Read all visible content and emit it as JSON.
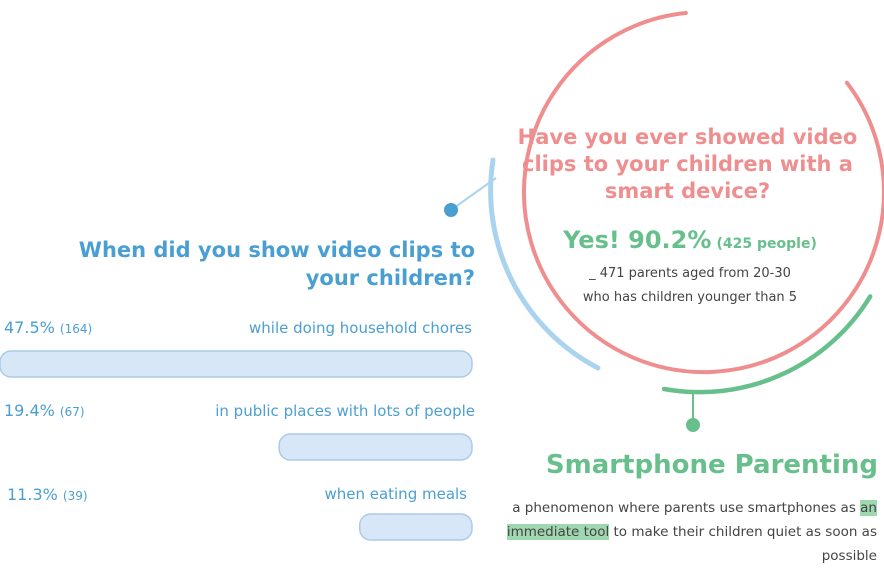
{
  "colors": {
    "pink": "#ef8e8f",
    "green": "#67c08c",
    "blue": "#4a9fd2",
    "light_blue": "#a9d3ef",
    "bar_fill": "#d7e7f7",
    "bar_stroke": "#a9cbe9",
    "highlight": "#9fd7b0"
  },
  "survey": {
    "question": "Have you ever showed video clips to your children with a smart device?",
    "yes_label": "Yes! 90.2%",
    "yes_count": "(425 people)",
    "sample_line1": "_ 471 parents aged from 20-30",
    "sample_line2": "who has children younger than 5"
  },
  "definition": {
    "title": "Smartphone Parenting",
    "text_part1": "a phenomenon where parents use smartphones as",
    "highlight": "an immediate tool",
    "text_part2": "to make their children quiet as soon as possible"
  },
  "chart_data": {
    "type": "bar",
    "orientation": "horizontal",
    "title": "When did you show video clips to your children?",
    "categories": [
      "while doing household chores",
      "in public places with lots of people",
      "when eating meals"
    ],
    "values": [
      47.5,
      19.4,
      11.3
    ],
    "value_labels": [
      "47.5%",
      "19.4%",
      "11.3%"
    ],
    "counts": [
      164,
      67,
      39
    ],
    "count_labels": [
      "(164)",
      "(67)",
      "(39)"
    ],
    "unit": "%",
    "bars_grow_from": "right",
    "xlim": [
      0,
      47.5
    ]
  }
}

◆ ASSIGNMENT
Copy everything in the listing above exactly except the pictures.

◆ REPLY TO THE EXERCISE
Read all visible content and emit it as JSON.
{
  "colors": {
    "pink": "#ef8e8f",
    "green": "#67c08c",
    "blue": "#4a9fd2",
    "light_blue": "#a9d3ef",
    "bar_fill": "#d7e7f7",
    "bar_stroke": "#a9cbe9",
    "highlight": "#9fd7b0"
  },
  "survey": {
    "question": "Have you ever showed video clips to your children with a smart device?",
    "yes_label": "Yes! 90.2%",
    "yes_count": "(425 people)",
    "sample_line1": "_ 471 parents aged from 20-30",
    "sample_line2": "who has children younger than 5"
  },
  "definition": {
    "title": "Smartphone Parenting",
    "text_part1": "a phenomenon where parents use smartphones as",
    "highlight": "an immediate tool",
    "text_part2": "to make their children quiet as soon as possible"
  },
  "chart_data": {
    "type": "bar",
    "orientation": "horizontal",
    "title": "When did you show video clips to your children?",
    "categories": [
      "while doing household chores",
      "in public places with lots of people",
      "when eating meals"
    ],
    "values": [
      47.5,
      19.4,
      11.3
    ],
    "value_labels": [
      "47.5%",
      "19.4%",
      "11.3%"
    ],
    "counts": [
      164,
      67,
      39
    ],
    "count_labels": [
      "(164)",
      "(67)",
      "(39)"
    ],
    "unit": "%",
    "bars_grow_from": "right",
    "xlim": [
      0,
      47.5
    ]
  }
}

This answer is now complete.